The UN Food and Agricultural Organisation (FAO) collects key up-to-date information on forest resources for all nations worldwide through its Global Forest Resources Assessment 2010 (FRA-2010) programme. Part of FRA-2010 involves the Remote Sensing Survey (RSS) project which is carried out in collaboration with the JRC and regional/national organizations. The RSS is also able to support countries who want to develop or improve their national systems for monitoring deforestation, helping them to take part in international efforts of mitigation of climate change through the UNFCCC (UN Framework Convention on Climate Change).
Scientists at the JRC Institute for Environment and Sustainability (IES) are developing methods for monitoring forest cover resources from a global perspective. With the TREES-3, MONDE and FOREST projects, the IES will produce estimates of tree cover changes at continental and regional levels covering the Tropics and Europe for the periods 1990-2000-2005 based on a systematic sample of satellite imagery at 30 m resolution. An operational system is being developed by the JRC for the processing and tree cover change assessment of this large set of multi-temporal imagery (e.g. 4 000 sample 20 km x 20 km sites for the tropics and 2 000 sample 10 km x 10 km sites for the European continent).
First training and validation workshops take place with FAO
Draft tree-cover results for a number of sample sites in the tropical countries (around 400 for Central Africa, 800 for Eastern and Southern Africa, 700 for Brazil and 150 for Indonesia) delivered by the JRC monitoring system provided the basis for a first set of workshops to train forestry and remote sensing experts from these countries on how to interpret the maps.

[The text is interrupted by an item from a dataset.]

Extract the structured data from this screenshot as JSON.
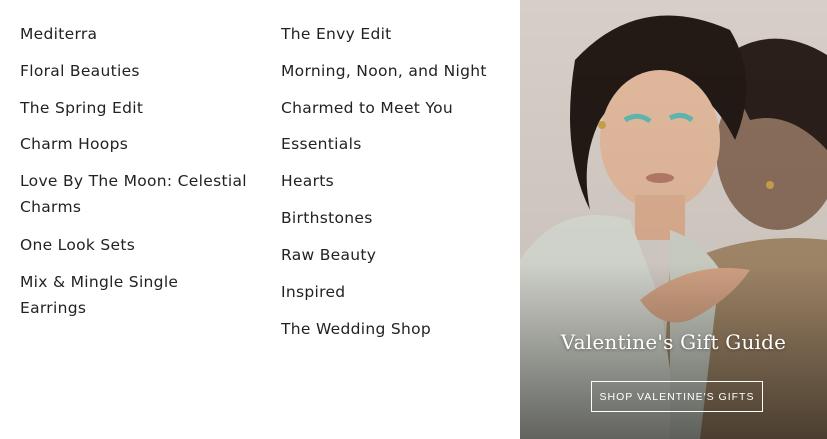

The first regional training and validation workshops in Africa were organised by IES with support from FAO in Kinshasa and Nairobi at the end of September and beginning of October. Participants from eight countries in Central Africa came for the two-week workshop in Kinshasa, Democratic Republic of Congo DRC (co-organised by University of Louvain, Belgium) and nine participants from countries in Eastern and Southern Africa took part in the one-week workshop in Nairobi, Kenya.
In October, workshops were held at the JRC's Ispra site in Italy with experts from the Forest Services of Indonesia and with experts from the Brazilian Agricultural Agency. The next workshop is to be held in Campinas, Brazil in November 2009, and other countries will be involved in training later in 2009 and 2010.
The description of the methodology is available on the TREES-3 and FOREST project websites. Further information from the FAO on the subject is available at FAO news.